__Try it__:
Only lines containing the string "this" belong in the answer; copy all of them from the entries.

Source data:
────

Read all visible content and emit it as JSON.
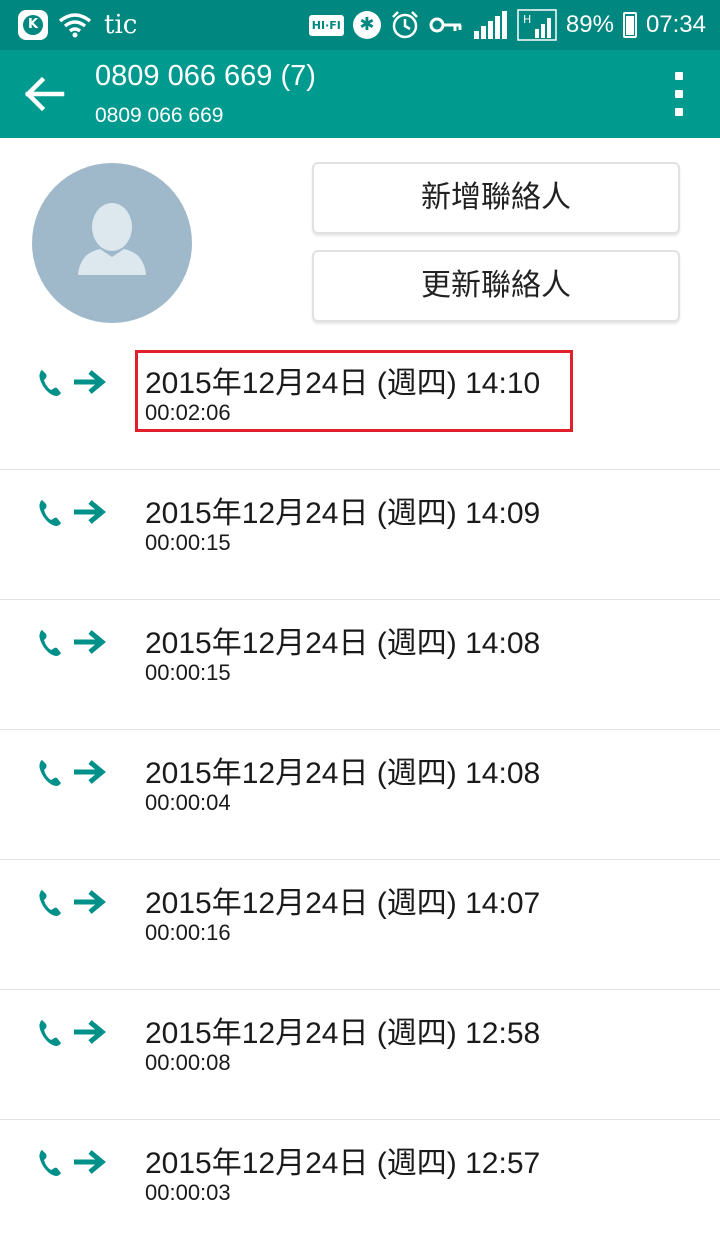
{
  "status_bar": {
    "carrier": "tic",
    "hifi_label": "HI·FI",
    "battery": "89%",
    "time": "07:34",
    "icons": [
      "app-k-icon",
      "wifi-icon",
      "hifi-icon",
      "bluetooth-icon",
      "alarm-icon",
      "key-icon",
      "signal-icon",
      "signal-h-icon",
      "battery-icon"
    ]
  },
  "toolbar": {
    "title": "0809 066 669 (7)",
    "subtitle": "0809 066 669",
    "icons": [
      "back-arrow-icon",
      "more-vert-icon"
    ]
  },
  "contact": {
    "add_label": "新增聯絡人",
    "update_label": "更新聯絡人",
    "avatar_icon": "person-placeholder-icon"
  },
  "calls": [
    {
      "datetime": "2015年12月24日 (週四) 14:10",
      "duration": "00:02:06",
      "type": "outgoing"
    },
    {
      "datetime": "2015年12月24日 (週四) 14:09",
      "duration": "00:00:15",
      "type": "outgoing"
    },
    {
      "datetime": "2015年12月24日 (週四) 14:08",
      "duration": "00:00:15",
      "type": "outgoing"
    },
    {
      "datetime": "2015年12月24日 (週四) 14:08",
      "duration": "00:00:04",
      "type": "outgoing"
    },
    {
      "datetime": "2015年12月24日 (週四) 14:07",
      "duration": "00:00:16",
      "type": "outgoing"
    },
    {
      "datetime": "2015年12月24日 (週四) 12:58",
      "duration": "00:00:08",
      "type": "outgoing"
    },
    {
      "datetime": "2015年12月24日 (週四) 12:57",
      "duration": "00:00:03",
      "type": "outgoing"
    }
  ],
  "colors": {
    "status_bar": "#00877f",
    "toolbar": "#009a8f",
    "accent": "#00908a",
    "highlight": "#e2202c",
    "avatar_bg": "#9fb9cb"
  }
}
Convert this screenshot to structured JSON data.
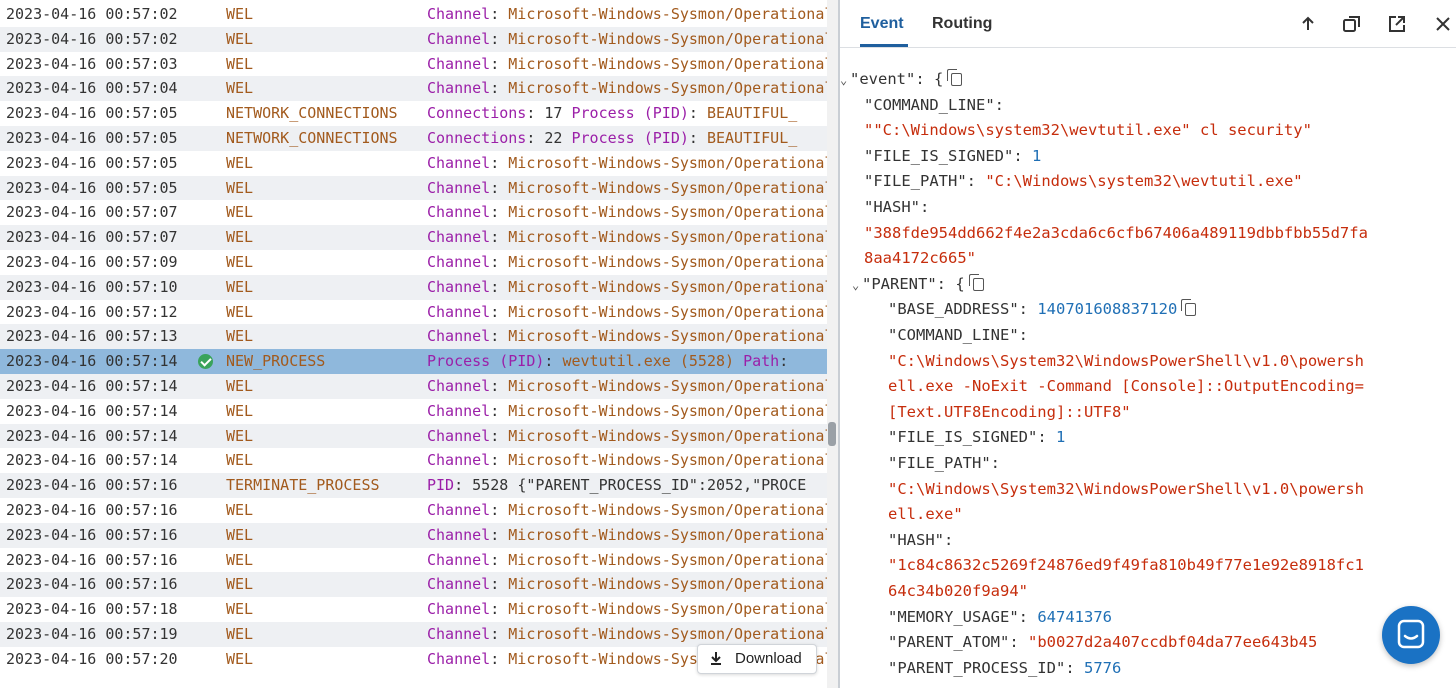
{
  "log": {
    "rows": [
      {
        "ts": "2023-04-16 00:57:02",
        "type": "WEL",
        "f": [
          [
            "Channel",
            "k"
          ],
          [
            ": ",
            "p"
          ],
          [
            "Microsoft-Windows-Sysmon/Operational",
            "v"
          ]
        ]
      },
      {
        "ts": "2023-04-16 00:57:02",
        "type": "WEL",
        "f": [
          [
            "Channel",
            "k"
          ],
          [
            ": ",
            "p"
          ],
          [
            "Microsoft-Windows-Sysmon/Operational",
            "v"
          ]
        ]
      },
      {
        "ts": "2023-04-16 00:57:03",
        "type": "WEL",
        "f": [
          [
            "Channel",
            "k"
          ],
          [
            ": ",
            "p"
          ],
          [
            "Microsoft-Windows-Sysmon/Operational",
            "v"
          ]
        ]
      },
      {
        "ts": "2023-04-16 00:57:04",
        "type": "WEL",
        "f": [
          [
            "Channel",
            "k"
          ],
          [
            ": ",
            "p"
          ],
          [
            "Microsoft-Windows-Sysmon/Operational",
            "v"
          ]
        ]
      },
      {
        "ts": "2023-04-16 00:57:05",
        "type": "NETWORK_CONNECTIONS",
        "f": [
          [
            "Connections",
            "k"
          ],
          [
            ": 17  ",
            "p"
          ],
          [
            "Process (PID)",
            "k"
          ],
          [
            ": ",
            "p"
          ],
          [
            "BEAUTIFUL_",
            "v"
          ]
        ]
      },
      {
        "ts": "2023-04-16 00:57:05",
        "type": "NETWORK_CONNECTIONS",
        "f": [
          [
            "Connections",
            "k"
          ],
          [
            ": 22  ",
            "p"
          ],
          [
            "Process (PID)",
            "k"
          ],
          [
            ": ",
            "p"
          ],
          [
            "BEAUTIFUL_",
            "v"
          ]
        ]
      },
      {
        "ts": "2023-04-16 00:57:05",
        "type": "WEL",
        "f": [
          [
            "Channel",
            "k"
          ],
          [
            ": ",
            "p"
          ],
          [
            "Microsoft-Windows-Sysmon/Operational",
            "v"
          ]
        ]
      },
      {
        "ts": "2023-04-16 00:57:05",
        "type": "WEL",
        "f": [
          [
            "Channel",
            "k"
          ],
          [
            ": ",
            "p"
          ],
          [
            "Microsoft-Windows-Sysmon/Operational",
            "v"
          ]
        ]
      },
      {
        "ts": "2023-04-16 00:57:07",
        "type": "WEL",
        "f": [
          [
            "Channel",
            "k"
          ],
          [
            ": ",
            "p"
          ],
          [
            "Microsoft-Windows-Sysmon/Operational",
            "v"
          ]
        ]
      },
      {
        "ts": "2023-04-16 00:57:07",
        "type": "WEL",
        "f": [
          [
            "Channel",
            "k"
          ],
          [
            ": ",
            "p"
          ],
          [
            "Microsoft-Windows-Sysmon/Operational",
            "v"
          ]
        ]
      },
      {
        "ts": "2023-04-16 00:57:09",
        "type": "WEL",
        "f": [
          [
            "Channel",
            "k"
          ],
          [
            ": ",
            "p"
          ],
          [
            "Microsoft-Windows-Sysmon/Operational",
            "v"
          ]
        ]
      },
      {
        "ts": "2023-04-16 00:57:10",
        "type": "WEL",
        "f": [
          [
            "Channel",
            "k"
          ],
          [
            ": ",
            "p"
          ],
          [
            "Microsoft-Windows-Sysmon/Operational",
            "v"
          ]
        ]
      },
      {
        "ts": "2023-04-16 00:57:12",
        "type": "WEL",
        "f": [
          [
            "Channel",
            "k"
          ],
          [
            ": ",
            "p"
          ],
          [
            "Microsoft-Windows-Sysmon/Operational",
            "v"
          ]
        ]
      },
      {
        "ts": "2023-04-16 00:57:13",
        "type": "WEL",
        "f": [
          [
            "Channel",
            "k"
          ],
          [
            ": ",
            "p"
          ],
          [
            "Microsoft-Windows-Sysmon/Operational",
            "v"
          ]
        ]
      },
      {
        "ts": "2023-04-16 00:57:14",
        "type": "NEW_PROCESS",
        "selected": true,
        "f": [
          [
            "Process (PID)",
            "k"
          ],
          [
            ": ",
            "p"
          ],
          [
            "wevtutil.exe (5528)",
            "v"
          ],
          [
            "   ",
            "p"
          ],
          [
            "Path",
            "k"
          ],
          [
            ":",
            "p"
          ]
        ]
      },
      {
        "ts": "2023-04-16 00:57:14",
        "type": "WEL",
        "f": [
          [
            "Channel",
            "k"
          ],
          [
            ": ",
            "p"
          ],
          [
            "Microsoft-Windows-Sysmon/Operational",
            "v"
          ]
        ]
      },
      {
        "ts": "2023-04-16 00:57:14",
        "type": "WEL",
        "f": [
          [
            "Channel",
            "k"
          ],
          [
            ": ",
            "p"
          ],
          [
            "Microsoft-Windows-Sysmon/Operational",
            "v"
          ]
        ]
      },
      {
        "ts": "2023-04-16 00:57:14",
        "type": "WEL",
        "f": [
          [
            "Channel",
            "k"
          ],
          [
            ": ",
            "p"
          ],
          [
            "Microsoft-Windows-Sysmon/Operational",
            "v"
          ]
        ]
      },
      {
        "ts": "2023-04-16 00:57:14",
        "type": "WEL",
        "f": [
          [
            "Channel",
            "k"
          ],
          [
            ": ",
            "p"
          ],
          [
            "Microsoft-Windows-Sysmon/Operational",
            "v"
          ]
        ]
      },
      {
        "ts": "2023-04-16 00:57:16",
        "type": "TERMINATE_PROCESS",
        "f": [
          [
            "PID",
            "k"
          ],
          [
            ": 5528  ",
            "p"
          ],
          [
            "{\"PARENT_PROCESS_ID\":2052,\"PROCE",
            "p"
          ]
        ]
      },
      {
        "ts": "2023-04-16 00:57:16",
        "type": "WEL",
        "f": [
          [
            "Channel",
            "k"
          ],
          [
            ": ",
            "p"
          ],
          [
            "Microsoft-Windows-Sysmon/Operational",
            "v"
          ]
        ]
      },
      {
        "ts": "2023-04-16 00:57:16",
        "type": "WEL",
        "f": [
          [
            "Channel",
            "k"
          ],
          [
            ": ",
            "p"
          ],
          [
            "Microsoft-Windows-Sysmon/Operational",
            "v"
          ]
        ]
      },
      {
        "ts": "2023-04-16 00:57:16",
        "type": "WEL",
        "f": [
          [
            "Channel",
            "k"
          ],
          [
            ": ",
            "p"
          ],
          [
            "Microsoft-Windows-Sysmon/Operational",
            "v"
          ]
        ]
      },
      {
        "ts": "2023-04-16 00:57:16",
        "type": "WEL",
        "f": [
          [
            "Channel",
            "k"
          ],
          [
            ": ",
            "p"
          ],
          [
            "Microsoft-Windows-Sysmon/Operational",
            "v"
          ]
        ]
      },
      {
        "ts": "2023-04-16 00:57:18",
        "type": "WEL",
        "f": [
          [
            "Channel",
            "k"
          ],
          [
            ": ",
            "p"
          ],
          [
            "Microsoft-Windows-Sysmon/Operational",
            "v"
          ]
        ]
      },
      {
        "ts": "2023-04-16 00:57:19",
        "type": "WEL",
        "f": [
          [
            "Channel",
            "k"
          ],
          [
            ": ",
            "p"
          ],
          [
            "Microsoft-Windows-Sysmon/Operational",
            "v"
          ]
        ]
      },
      {
        "ts": "2023-04-16 00:57:20",
        "type": "WEL",
        "f": [
          [
            "Channel",
            "k"
          ],
          [
            ": ",
            "p"
          ],
          [
            "Microsoft-Windows-Sysmon/Operational",
            "v"
          ]
        ]
      }
    ],
    "download_label": "Download"
  },
  "detail": {
    "tabs": {
      "event": "Event",
      "routing": "Routing"
    },
    "lines": [
      {
        "indent": 0,
        "caret": "⌄",
        "parts": [
          [
            "\"event\"",
            "key"
          ],
          [
            ": {",
            "p"
          ]
        ],
        "copy": true
      },
      {
        "indent": 1,
        "parts": [
          [
            "\"COMMAND_LINE\"",
            "key"
          ],
          [
            ":",
            "p"
          ]
        ]
      },
      {
        "indent": 1,
        "parts": [
          [
            "\"\"C:\\Windows\\system32\\wevtutil.exe\" cl security\"",
            "str"
          ]
        ]
      },
      {
        "indent": 1,
        "parts": [
          [
            "\"FILE_IS_SIGNED\"",
            "key"
          ],
          [
            ": ",
            "p"
          ],
          [
            "1",
            "num"
          ]
        ]
      },
      {
        "indent": 1,
        "parts": [
          [
            "\"FILE_PATH\"",
            "key"
          ],
          [
            ": ",
            "p"
          ],
          [
            "\"C:\\Windows\\system32\\wevtutil.exe\"",
            "str"
          ]
        ]
      },
      {
        "indent": 1,
        "parts": [
          [
            "\"HASH\"",
            "key"
          ],
          [
            ":",
            "p"
          ]
        ]
      },
      {
        "indent": 1,
        "parts": [
          [
            "\"388fde954dd662f4e2a3cda6c6cfb67406a489119dbbfbb55d7fa",
            "str"
          ]
        ]
      },
      {
        "indent": 1,
        "parts": [
          [
            "8aa4172c665\"",
            "str"
          ]
        ]
      },
      {
        "indent": 1,
        "caret": "⌄",
        "parts": [
          [
            "\"PARENT\"",
            "key"
          ],
          [
            ": {",
            "p"
          ]
        ],
        "copy": true
      },
      {
        "indent": 2,
        "parts": [
          [
            "\"BASE_ADDRESS\"",
            "key"
          ],
          [
            ": ",
            "p"
          ],
          [
            "140701608837120",
            "num"
          ]
        ],
        "copy": true
      },
      {
        "indent": 2,
        "parts": [
          [
            "\"COMMAND_LINE\"",
            "key"
          ],
          [
            ":",
            "p"
          ]
        ]
      },
      {
        "indent": 2,
        "parts": [
          [
            "\"C:\\Windows\\System32\\WindowsPowerShell\\v1.0\\powersh",
            "str"
          ]
        ]
      },
      {
        "indent": 2,
        "parts": [
          [
            "ell.exe -NoExit -Command [Console]::OutputEncoding=",
            "str"
          ]
        ]
      },
      {
        "indent": 2,
        "parts": [
          [
            "[Text.UTF8Encoding]::UTF8\"",
            "str"
          ]
        ]
      },
      {
        "indent": 2,
        "parts": [
          [
            "\"FILE_IS_SIGNED\"",
            "key"
          ],
          [
            ": ",
            "p"
          ],
          [
            "1",
            "num"
          ]
        ]
      },
      {
        "indent": 2,
        "parts": [
          [
            "\"FILE_PATH\"",
            "key"
          ],
          [
            ":",
            "p"
          ]
        ]
      },
      {
        "indent": 2,
        "parts": [
          [
            "\"C:\\Windows\\System32\\WindowsPowerShell\\v1.0\\powersh",
            "str"
          ]
        ]
      },
      {
        "indent": 2,
        "parts": [
          [
            "ell.exe\"",
            "str"
          ]
        ]
      },
      {
        "indent": 2,
        "parts": [
          [
            "\"HASH\"",
            "key"
          ],
          [
            ":",
            "p"
          ]
        ]
      },
      {
        "indent": 2,
        "parts": [
          [
            "\"1c84c8632c5269f24876ed9f49fa810b49f77e1e92e8918fc1",
            "str"
          ]
        ]
      },
      {
        "indent": 2,
        "parts": [
          [
            "64c34b020f9a94\"",
            "str"
          ]
        ]
      },
      {
        "indent": 2,
        "parts": [
          [
            "\"MEMORY_USAGE\"",
            "key"
          ],
          [
            ": ",
            "p"
          ],
          [
            "64741376",
            "num"
          ]
        ]
      },
      {
        "indent": 2,
        "parts": [
          [
            "\"PARENT_ATOM\"",
            "key"
          ],
          [
            ": ",
            "p"
          ],
          [
            "\"b0027d2a407ccdbf04da77ee643b45",
            "str"
          ]
        ]
      },
      {
        "indent": 2,
        "parts": [
          [
            "\"PARENT_PROCESS_ID\"",
            "key"
          ],
          [
            ": ",
            "p"
          ],
          [
            "5776",
            "num"
          ]
        ]
      }
    ]
  },
  "icons": {
    "toolbar": [
      "arrow-up-icon",
      "copy-window-icon",
      "open-external-icon",
      "close-icon"
    ],
    "download": "download-icon",
    "chat": "chat-icon"
  },
  "colors": {
    "selected_row": "#8fb8dc",
    "accent": "#1f5f9e",
    "key": "#9b1fa8",
    "value": "#a25a1d",
    "json_string": "#c62d0c",
    "json_number": "#1f6fb5",
    "check": "#3aa35b"
  }
}
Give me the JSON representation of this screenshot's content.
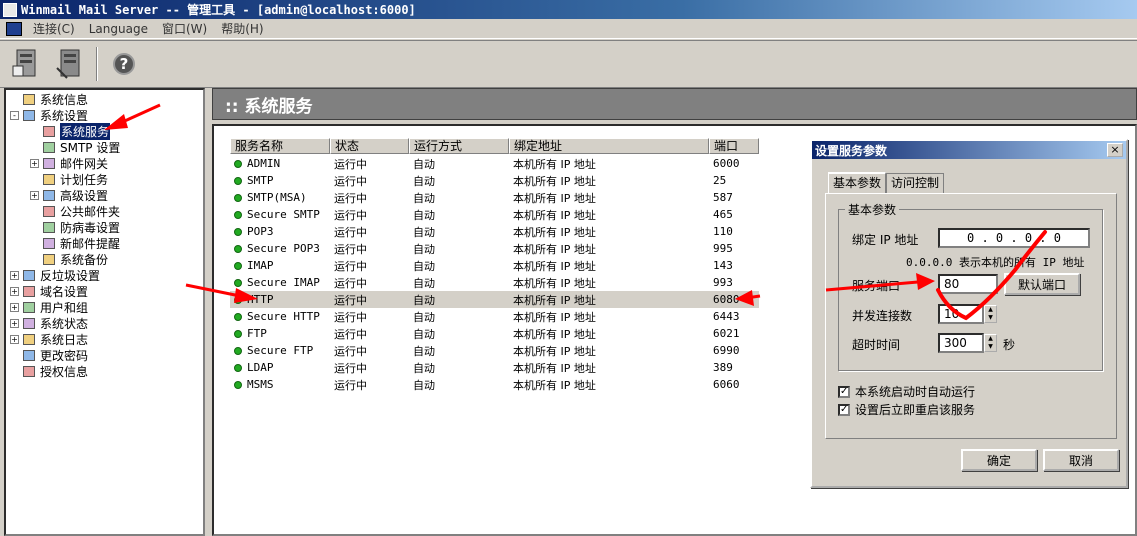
{
  "window": {
    "title": "Winmail Mail Server -- 管理工具 - [admin@localhost:6000]"
  },
  "menu": [
    "连接(C)",
    "Language",
    "窗口(W)",
    "帮助(H)"
  ],
  "toolbar": {
    "buttons": [
      "connect-icon",
      "disconnect-icon",
      "help-icon"
    ],
    "help_glyph": "?"
  },
  "tree": {
    "items": [
      {
        "label": "系统信息",
        "level": 0,
        "exp": "",
        "icon": "info-icon"
      },
      {
        "label": "系统设置",
        "level": 0,
        "exp": "-",
        "icon": "settings-icon"
      },
      {
        "label": "系统服务",
        "level": 1,
        "exp": "",
        "icon": "service-icon",
        "selected": true
      },
      {
        "label": "SMTP 设置",
        "level": 1,
        "exp": "",
        "icon": "smtp-icon"
      },
      {
        "label": "邮件网关",
        "level": 1,
        "exp": "+",
        "icon": "gateway-icon"
      },
      {
        "label": "计划任务",
        "level": 1,
        "exp": "",
        "icon": "task-icon"
      },
      {
        "label": "高级设置",
        "level": 1,
        "exp": "+",
        "icon": "advanced-icon"
      },
      {
        "label": "公共邮件夹",
        "level": 1,
        "exp": "",
        "icon": "folder-icon"
      },
      {
        "label": "防病毒设置",
        "level": 1,
        "exp": "",
        "icon": "antivirus-icon"
      },
      {
        "label": "新邮件提醒",
        "level": 1,
        "exp": "",
        "icon": "notify-icon"
      },
      {
        "label": "系统备份",
        "level": 1,
        "exp": "",
        "icon": "backup-icon"
      },
      {
        "label": "反垃圾设置",
        "level": 0,
        "exp": "+",
        "icon": "antispam-icon"
      },
      {
        "label": "域名设置",
        "level": 0,
        "exp": "+",
        "icon": "domain-icon"
      },
      {
        "label": "用户和组",
        "level": 0,
        "exp": "+",
        "icon": "users-icon"
      },
      {
        "label": "系统状态",
        "level": 0,
        "exp": "+",
        "icon": "status-icon"
      },
      {
        "label": "系统日志",
        "level": 0,
        "exp": "+",
        "icon": "log-icon"
      },
      {
        "label": "更改密码",
        "level": 0,
        "exp": "",
        "icon": "password-icon"
      },
      {
        "label": "授权信息",
        "level": 0,
        "exp": "",
        "icon": "license-icon"
      }
    ]
  },
  "panel": {
    "title": ":: 系统服务"
  },
  "services": {
    "columns": [
      "服务名称",
      "状态",
      "运行方式",
      "绑定地址",
      "端口"
    ],
    "rows": [
      [
        "ADMIN",
        "运行中",
        "自动",
        "本机所有 IP 地址",
        "6000"
      ],
      [
        "SMTP",
        "运行中",
        "自动",
        "本机所有 IP 地址",
        "25"
      ],
      [
        "SMTP(MSA)",
        "运行中",
        "自动",
        "本机所有 IP 地址",
        "587"
      ],
      [
        "Secure SMTP",
        "运行中",
        "自动",
        "本机所有 IP 地址",
        "465"
      ],
      [
        "POP3",
        "运行中",
        "自动",
        "本机所有 IP 地址",
        "110"
      ],
      [
        "Secure POP3",
        "运行中",
        "自动",
        "本机所有 IP 地址",
        "995"
      ],
      [
        "IMAP",
        "运行中",
        "自动",
        "本机所有 IP 地址",
        "143"
      ],
      [
        "Secure IMAP",
        "运行中",
        "自动",
        "本机所有 IP 地址",
        "993"
      ],
      [
        "HTTP",
        "运行中",
        "自动",
        "本机所有 IP 地址",
        "6080"
      ],
      [
        "Secure HTTP",
        "运行中",
        "自动",
        "本机所有 IP 地址",
        "6443"
      ],
      [
        "FTP",
        "运行中",
        "自动",
        "本机所有 IP 地址",
        "6021"
      ],
      [
        "Secure FTP",
        "运行中",
        "自动",
        "本机所有 IP 地址",
        "6990"
      ],
      [
        "LDAP",
        "运行中",
        "自动",
        "本机所有 IP 地址",
        "389"
      ],
      [
        "MSMS",
        "运行中",
        "自动",
        "本机所有 IP 地址",
        "6060"
      ]
    ],
    "selected_row": 8
  },
  "dialog": {
    "title": "设置服务参数",
    "close": "×",
    "tabs": [
      "基本参数",
      "访问控制"
    ],
    "group_title": "基本参数",
    "bind_ip_label": "绑定 IP 地址",
    "bind_ip_value": "0 . 0 . 0 . 0",
    "bind_ip_hint": "0.0.0.0 表示本机的所有 IP 地址",
    "port_label": "服务端口",
    "port_value": "80",
    "default_port_button": "默认端口",
    "concurrent_label": "并发连接数",
    "concurrent_value": "10",
    "timeout_label": "超时时间",
    "timeout_value": "300",
    "timeout_unit": "秒",
    "auto_start_label": "本系统启动时自动运行",
    "auto_start_checked": "✓",
    "restart_label": "设置后立即重启该服务",
    "restart_checked": "✓",
    "ok_button": "确定",
    "cancel_button": "取消"
  },
  "colors": {
    "annotation": "#ff0000",
    "title_bar": "#0a246a",
    "running_dot": "#22aa22"
  }
}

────

__Exercise result__:
Convert this screenshot to structured JSON data.
Give me the JSON representation of this screenshot's content.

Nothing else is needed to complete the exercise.